Jen, Eva and Annevi were on an Allium-high after spending time in the Onion Garden Chicago at the Ringve Botanical Garden in Trondheim :)
Me with Eva, Jen and Annevi in the Edible Garden
Sampling Hablitzia tamnoides shoots in my garden

God Save the King’s Hostas!

My only post on last weekend’s big news item. This memory came up on my feed this morning. In October 2015 I talked about my book Around the World in 80 plants at the Walled Kitchen Garden Network Forum weekend at the National Trust Property Croome Court in Worcestershire, England. As usual I joked about Prince Charles having the most productive Forest Garden in the UK as he had a national collection of large-leaved Hostas in woodland at Highgrove. Little did I know that the Prince’s head gardener was sat near the front. After the talk, he introduced himself, astonished that Hosta were edible. I thought quickly and presented him with a copy of the book and signed it “To HRH Prince Charles, Good luck with your Hosta eating!”. I had known of the Prince’s good works within the organic gardening movement since the 70s and indeed Highgrove is managed as an organic farm.
I was surprised to receive this letter later that winter and it resulted in a correspondence about Hosta cuisine which lead to me being invited to Highgrove to talk more and see the Hosta collection (sadly, there are no pictures of that day as cameras are strictly forbidden nor was I allowed to see the pictures the staff took). I had a hope that the Prince might turn up, but he had a lame excuse that it was his Mum’s birthday…..and now I’ve had to modify the slide about Hostas and Highgrove (see the comments).
God Save the King’s Hostas!
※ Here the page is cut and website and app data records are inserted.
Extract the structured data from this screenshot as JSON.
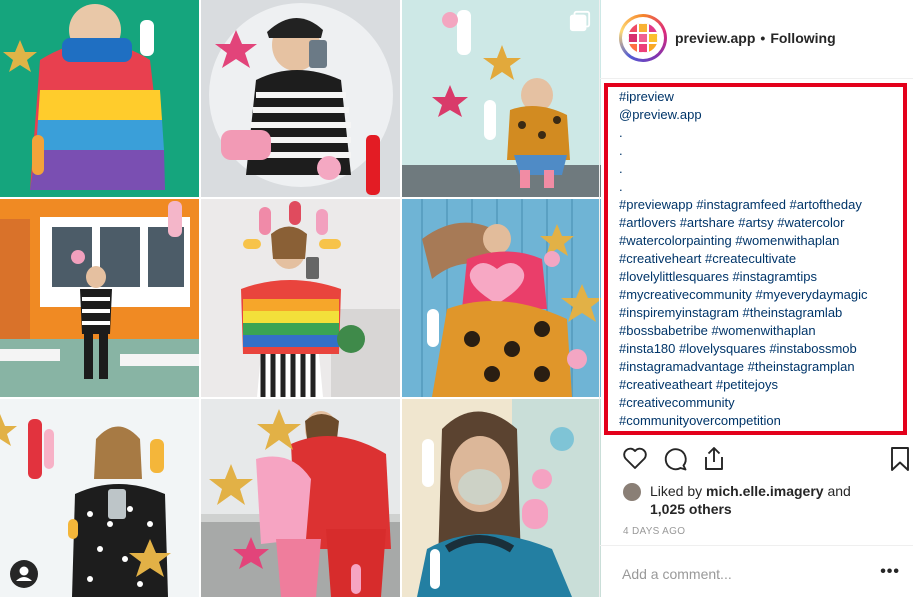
{
  "post": {
    "username": "preview.app",
    "separator": "•",
    "follow_status": "Following",
    "caption_lines": [
      "#ipreview",
      "@preview.app",
      ".",
      ".",
      ".",
      ".",
      "#previewapp #instagramfeed #artoftheday",
      "#artlovers #artshare #artsy #watercolor",
      "#watercolorpainting #womenwithaplan",
      "#creativeheart #createcultivate",
      "#lovelylittlesquares #instagramtips",
      "#mycreativecommunity #myeverydaymagic",
      "#inspiremyinstagram #theinstagramlab",
      "#bossbabetribe #womenwithaplan",
      "#insta180 #lovelysquares #instabossmob",
      "#instagramadvantage #theinstagramplan",
      "#creativeatheart #petitejoys",
      "#creativecommunity",
      "#communityovercompetition"
    ],
    "liked_by_prefix": "Liked by",
    "liked_by_user": "mich.elle.imagery",
    "liked_by_and": "and",
    "likes_count": "1,025 others",
    "timestamp": "4 DAYS AGO",
    "comment_placeholder": "Add a comment...",
    "more_options": "•••"
  },
  "icons": {
    "like": "heart-icon",
    "comment": "comment-icon",
    "share": "share-icon",
    "save": "bookmark-icon",
    "carousel": "multiple-photos-icon",
    "tagged": "user-tag-icon"
  },
  "colors": {
    "highlight_border": "#e3001b",
    "hashtag_link": "#003569",
    "muted_text": "#999999"
  }
}
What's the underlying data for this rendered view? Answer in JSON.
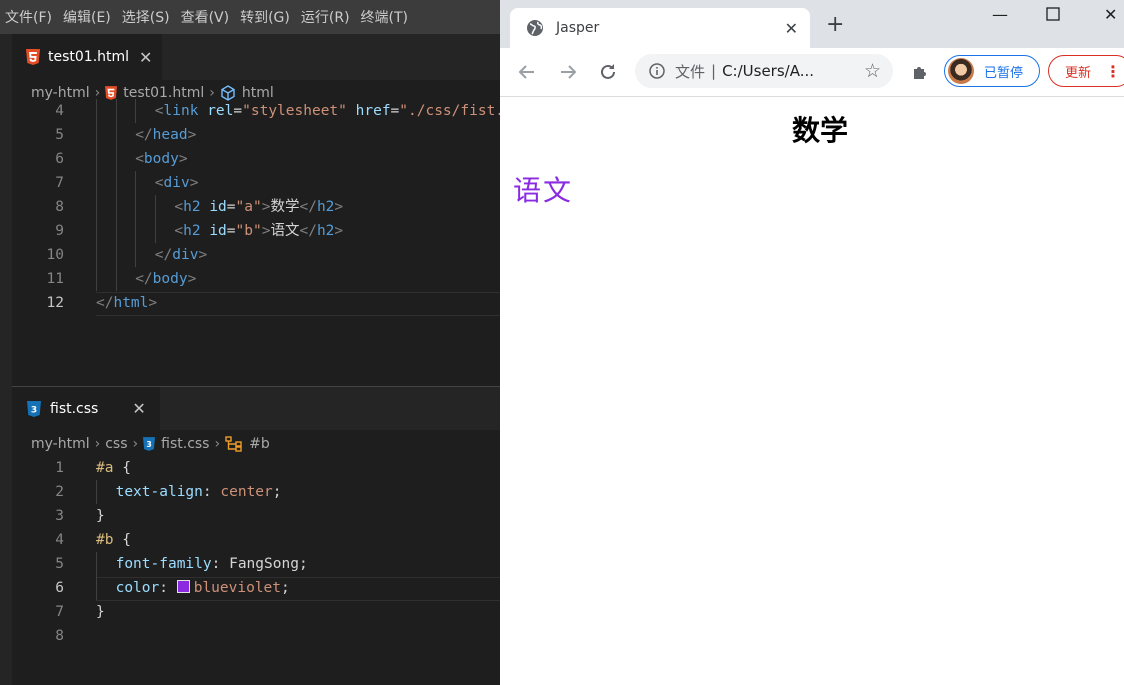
{
  "vscode": {
    "menu": [
      "文件(F)",
      "编辑(E)",
      "选择(S)",
      "查看(V)",
      "转到(G)",
      "运行(R)",
      "终端(T)"
    ],
    "html_editor": {
      "tab_label": "test01.html",
      "breadcrumb": [
        "my-html",
        "test01.html",
        "html"
      ],
      "lines": [
        {
          "n": "4",
          "indent": 3,
          "tokens": [
            [
              "br",
              "<"
            ],
            [
              "tag",
              "link"
            ],
            [
              "txt",
              " "
            ],
            [
              "attr",
              "rel"
            ],
            [
              "txt",
              "="
            ],
            [
              "str",
              "\"stylesheet\""
            ],
            [
              "txt",
              " "
            ],
            [
              "attr",
              "href"
            ],
            [
              "txt",
              "="
            ],
            [
              "str",
              "\"./css/fist.css\""
            ],
            [
              "br",
              ">"
            ]
          ]
        },
        {
          "n": "5",
          "indent": 2,
          "tokens": [
            [
              "br",
              "</"
            ],
            [
              "tag",
              "head"
            ],
            [
              "br",
              ">"
            ]
          ]
        },
        {
          "n": "6",
          "indent": 2,
          "tokens": [
            [
              "br",
              "<"
            ],
            [
              "tag",
              "body"
            ],
            [
              "br",
              ">"
            ]
          ]
        },
        {
          "n": "7",
          "indent": 3,
          "tokens": [
            [
              "br",
              "<"
            ],
            [
              "tag",
              "div"
            ],
            [
              "br",
              ">"
            ]
          ]
        },
        {
          "n": "8",
          "indent": 4,
          "tokens": [
            [
              "br",
              "<"
            ],
            [
              "tag",
              "h2"
            ],
            [
              "txt",
              " "
            ],
            [
              "attr",
              "id"
            ],
            [
              "txt",
              "="
            ],
            [
              "str",
              "\"a\""
            ],
            [
              "br",
              ">"
            ],
            [
              "txt",
              "数学"
            ],
            [
              "br",
              "</"
            ],
            [
              "tag",
              "h2"
            ],
            [
              "br",
              ">"
            ]
          ]
        },
        {
          "n": "9",
          "indent": 4,
          "tokens": [
            [
              "br",
              "<"
            ],
            [
              "tag",
              "h2"
            ],
            [
              "txt",
              " "
            ],
            [
              "attr",
              "id"
            ],
            [
              "txt",
              "="
            ],
            [
              "str",
              "\"b\""
            ],
            [
              "br",
              ">"
            ],
            [
              "txt",
              "语文"
            ],
            [
              "br",
              "</"
            ],
            [
              "tag",
              "h2"
            ],
            [
              "br",
              ">"
            ]
          ]
        },
        {
          "n": "10",
          "indent": 3,
          "tokens": [
            [
              "br",
              "</"
            ],
            [
              "tag",
              "div"
            ],
            [
              "br",
              ">"
            ]
          ]
        },
        {
          "n": "11",
          "indent": 2,
          "tokens": [
            [
              "br",
              "</"
            ],
            [
              "tag",
              "body"
            ],
            [
              "br",
              ">"
            ]
          ]
        },
        {
          "n": "12",
          "indent": 0,
          "active": true,
          "tokens": [
            [
              "br",
              "</"
            ],
            [
              "tag",
              "html"
            ],
            [
              "br",
              ">"
            ]
          ]
        }
      ]
    },
    "css_editor": {
      "tab_label": "fist.css",
      "breadcrumb": [
        "my-html",
        "css",
        "fist.css",
        "#b"
      ],
      "lines": [
        {
          "n": "1",
          "indent": 0,
          "tokens": [
            [
              "sel",
              "#a"
            ],
            [
              "txt",
              " {"
            ]
          ]
        },
        {
          "n": "2",
          "indent": 1,
          "tokens": [
            [
              "prop",
              "text-align"
            ],
            [
              "txt",
              ": "
            ],
            [
              "val",
              "center"
            ],
            [
              "txt",
              ";"
            ]
          ]
        },
        {
          "n": "3",
          "indent": 0,
          "tokens": [
            [
              "txt",
              "}"
            ]
          ]
        },
        {
          "n": "4",
          "indent": 0,
          "tokens": [
            [
              "sel",
              "#b"
            ],
            [
              "txt",
              " {"
            ]
          ]
        },
        {
          "n": "5",
          "indent": 1,
          "tokens": [
            [
              "prop",
              "font-family"
            ],
            [
              "txt",
              ": "
            ],
            [
              "txt",
              "FangSong"
            ],
            [
              "txt",
              ";"
            ]
          ]
        },
        {
          "n": "6",
          "indent": 1,
          "active": true,
          "tokens": [
            [
              "prop",
              "color"
            ],
            [
              "txt",
              ": "
            ],
            [
              "swatch",
              "#8a2be2"
            ],
            [
              "val",
              "blueviolet"
            ],
            [
              "txt",
              ";"
            ]
          ]
        },
        {
          "n": "7",
          "indent": 0,
          "tokens": [
            [
              "txt",
              "}"
            ]
          ]
        },
        {
          "n": "8",
          "indent": 0,
          "tokens": []
        }
      ]
    }
  },
  "browser": {
    "tab_title": "Jasper",
    "new_tab": "+",
    "omnibox": {
      "scheme": "文件",
      "separator": "|",
      "url": "C:/Users/A..."
    },
    "profile_label": "已暂停",
    "update_label": "更新",
    "page": {
      "h2_a": "数学",
      "h2_b": "语文"
    }
  },
  "colors": {
    "blueviolet": "#8a2be2",
    "html5_orange": "#e44d26",
    "css3_blue": "#1572b6"
  }
}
My Highgrove Hosta slide:

Garden visits with Fosen students

It’s always a pleasure to spend time with students from the Fosen Folk High School from the other side of the fjord. Despite the dreadful weather, we visited all 3 of my sites – the onion garden Chicago at the Ringve Botanical Gardens followed by the Væres Venners Community Garden and, finally, my own garden The Edible Garden (this is the first time I’ve taken a group to all 3 sites!).
Those that took part were two of the “lines”: The Self-sufficiency line and the  The Organic Farming line (small scale).
The Organic Farming line were only on the first two visits, so the picture only shows the Self-sufficiency folk!

The wildest garden